Tofersen injection comes as a solution (liquid) to inject intrathecally (into the fluid-filled space of the spinal canal). Tofersen injection is given by a doctor in a medical office or clinic. It is usually given as 3 initial doses (once every 2 weeks) and then is given once every 28 days thereafter.
Ask your pharmacist or doctor for a copy of the manufacturer's information for the patient.
What special precautions should I follow?
Before receiving tofersen injection,
- tell your doctor and pharmacist if you are allergic to tofersen, any other medications, or any of the ingredients in tofersen injection. Ask your pharmacist for a list of the ingredients.
- tell your doctor and pharmacist what other prescription and nonprescription medications, vitamins, nutritional supplements, and herbal products you are taking or plan to take.
- tell your doctor if you have or have ever had any other medical conditions.
- tell your doctor if you are pregnant, plan to become pregnant, or are breast-feeding. If you become pregnant while receiving tofersen injection, call your doctor.
What special dietary instructions should I follow?
Unless your doctor tells you otherwise, continue your normal diet.
What should I do if I forget to take a dose?
If you miss an appointment to receive tofersen injection, call your doctor right away to reschedule your appointment. Your doctor will probably tell you to resume your previous schedule to receive tofersen injection, with at least 14 days between the 3 initial doses and 28 days between the later doses.
What should I do in case of overdose?
In case of overdose, call the poison control helpline at 1-800-222-1222. Information is also available online at https://www.poisonhelp.org/help . If the victim has collapsed, had a seizure, has trouble breathing, or can't be awakened, immediately call emergency services at 911.
What side effects can this medicine cause?
Tofersen injection may cause side effects. Tell your doctor if any of these symptoms are severe or do not go away:
- muscle or joint pain
Some side effects can be serious. If you experience any of these symptoms, call your doctor immediately:
- weakness, numbness, burning, or tingling in the hands, arms, feet, or legs

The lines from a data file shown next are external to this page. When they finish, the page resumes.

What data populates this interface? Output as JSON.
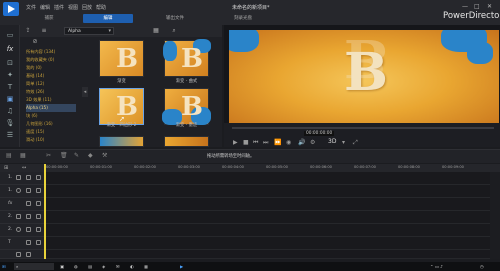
{
  "app": {
    "brand": "PowerDirector",
    "window_title": "未命名的新项目*",
    "menu": [
      "文件",
      "编辑",
      "插件",
      "视图",
      "回放",
      "帮助"
    ]
  },
  "rooms": {
    "capture": "捕获",
    "edit": "编辑",
    "produce": "输出文件",
    "disc": "刻录光盘"
  },
  "library": {
    "dropdown_value": "Alpha",
    "categories": [
      "所有内容 (134)",
      "我的收藏夹 (0)",
      "我的 (0)",
      "基础 (14)",
      "简单 (12)",
      "特效 (26)",
      "3D 效果 (11)",
      "Alpha (15)",
      "块 (6)",
      "几何图形 (16)",
      "速度 (15)",
      "滑动 (10)",
      "擦除 (15)",
      "其他 (14)"
    ],
    "selected_category": "Alpha (15)",
    "thumbs": [
      {
        "label": "渐变",
        "glyph": "B"
      },
      {
        "label": "渐变 - 曲式",
        "glyph": "B"
      },
      {
        "label": "渐变 - 四边形 2",
        "glyph": "B"
      },
      {
        "label": "渐变 - 墨迹",
        "glyph": "B"
      },
      {
        "label": "",
        "glyph": ""
      },
      {
        "label": "",
        "glyph": ""
      }
    ]
  },
  "preview": {
    "glyph": "B",
    "timecode": "00:00:00:00",
    "quality": "3D"
  },
  "timeline": {
    "tip": "拖动所需转场至时间轴。",
    "ruler": [
      "00:00:00:00",
      "00:00:01:00",
      "00:00:02:00",
      "00:00:03:00",
      "00:00:04:00",
      "00:00:05:00",
      "00:00:06:00",
      "00:00:07:00",
      "00:00:08:00",
      "00:00:09:00"
    ],
    "tracks": [
      {
        "num": "1."
      },
      {
        "num": "1."
      },
      {
        "num": ""
      },
      {
        "num": "2."
      },
      {
        "num": "2."
      },
      {
        "num": ""
      },
      {
        "num": "T"
      }
    ]
  },
  "colors": {
    "accent": "#1e5fb0",
    "playhead": "#e8d23a",
    "category_text": "#c9a23c"
  }
}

- back or neck pain
- loss of control of your bowels or bladder
- headaches, including those that are unusual or will not go away
- blurred vision, double vision, loss of vision, or other visions changes

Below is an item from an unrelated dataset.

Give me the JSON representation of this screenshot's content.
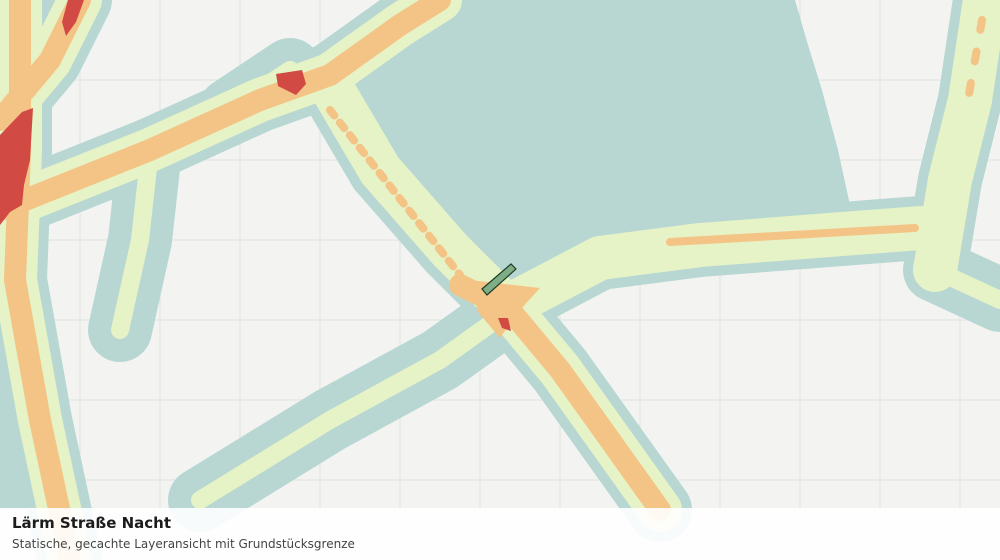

- buzzing or ringing in the ears
- fever, headache, nausea, vomiting, sensitivity to light, confusion, stiff neck
Tofersen injection may cause other side effects. Call your doctor if you have any unusual problems while taking this medication.

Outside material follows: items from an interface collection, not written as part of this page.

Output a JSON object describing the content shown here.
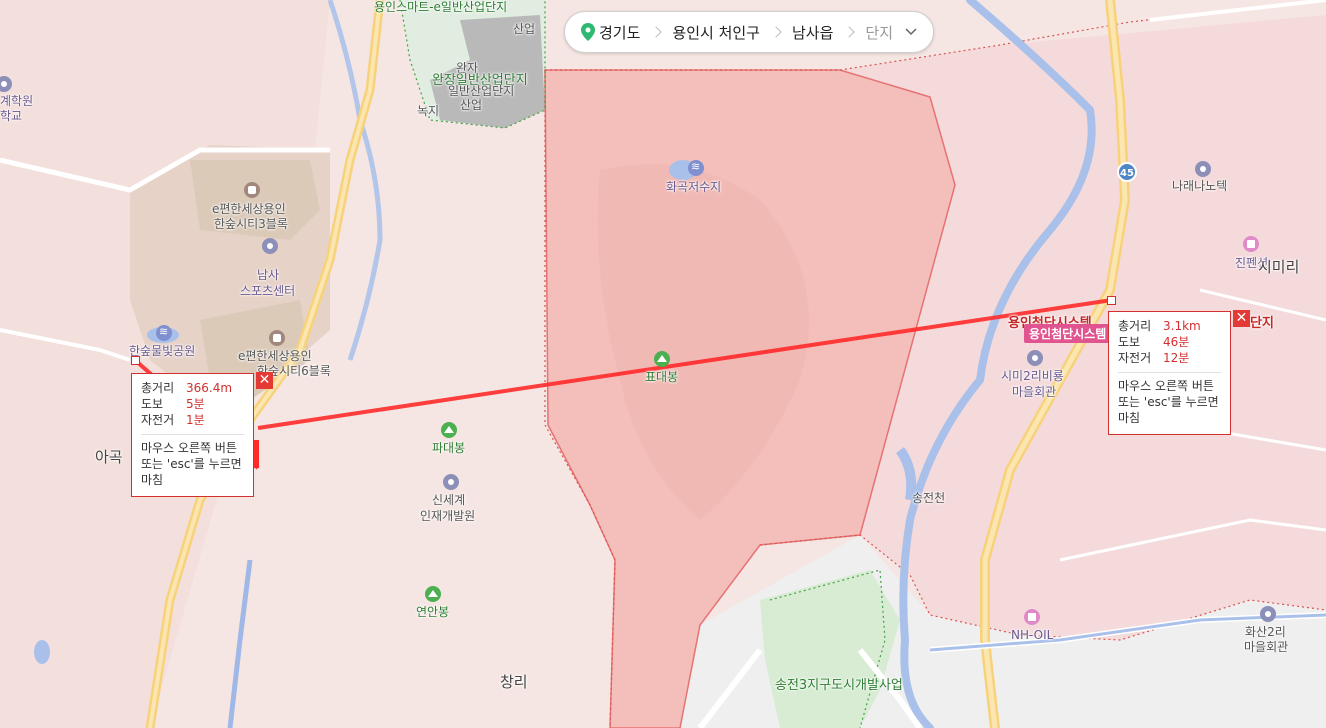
{
  "breadcrumb": {
    "items": [
      "경기도",
      "용인시 처인구",
      "남사읍"
    ],
    "dropdown": "단지"
  },
  "labels": {
    "yongin_smart": "용인스마트-e일반산업단지",
    "sanup_top": "산업",
    "wanjang": "완장일반산업단지",
    "wanjang2": "일반산업단지",
    "wanja": "완자",
    "sanup2": "산업",
    "nokji": "녹지",
    "hwagok_reservoir": "화곡저수지",
    "hakwon": "계학원",
    "hakgyo": "학교",
    "epyeonhan_3": "e편한세상용인",
    "epyeonhan_3b": "한숲시티3블록",
    "namsa_sports": "남사",
    "namsa_sports2": "스포츠센터",
    "hansup_park": "한숲물빛공원",
    "epyeonhan_6": "e편한세상용인",
    "epyeonhan_6b": "한숲시티6블록",
    "agok": "아곡",
    "pyodaebong": "표대봉",
    "padaebong": "파대봉",
    "shinsegae": "신세계",
    "shinsegae2": "인재개발원",
    "yeonanbong": "연안봉",
    "changri": "창리",
    "songjeon3": "송전3지구도시개발사업",
    "nanenano": "나래나노텍",
    "jinpension": "진펜션",
    "simiri": "시미리",
    "yongin_cheomdan": "용인첨단시스템",
    "danji": "단지",
    "yongin_prefix": "용인첨단시스템",
    "simi2": "시미2리비룡",
    "simi2b": "마을회관",
    "songjeoncheon": "송전천",
    "nhoil": "NH-OIL",
    "hwasan": "화산2리",
    "hwasan2": "마을회관",
    "route_45": "45"
  },
  "measure_left": {
    "total_label": "총거리",
    "total_value": "366.4m",
    "walk_label": "도보",
    "walk_value": "5분",
    "bike_label": "자전거",
    "bike_value": "1분",
    "hint": "마우스 오른쪽 버튼 또는 'esc'를 누르면 마침"
  },
  "measure_right": {
    "total_label": "총거리",
    "total_value": "3.1km",
    "walk_label": "도보",
    "walk_value": "46분",
    "bike_label": "자전거",
    "bike_value": "12분",
    "hint": "마우스 오른쪽 버튼 또는 'esc'를 누르면 마침"
  },
  "colors": {
    "region_fill": "#f7c6c2",
    "region_border": "#e57373",
    "measure_line": "#ff2a2a",
    "road": "#f7d27a",
    "river": "#9fb8e8",
    "park": "#c8e6c9"
  }
}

If you experience a serious side effect, you or your doctor may send a report to the Food and Drug Administration's (FDA) MedWatch Adverse Event Reporting program online ( http://www.fda.gov/Safety/MedWatch ) or by phone (1-800-332-1088).
What other information should I know?
Keep all appointments with your doctor and the laboratory.
It is important for you to keep a written list of all of the prescription and nonprescription (over-the-counter) medicines you are taking, as well as any products such as vitamins, minerals, or other dietary supplements. You should bring this list with you each time you visit a doctor or if you are admitted to a hospital. It is also important information to carry with you in case of emergencies.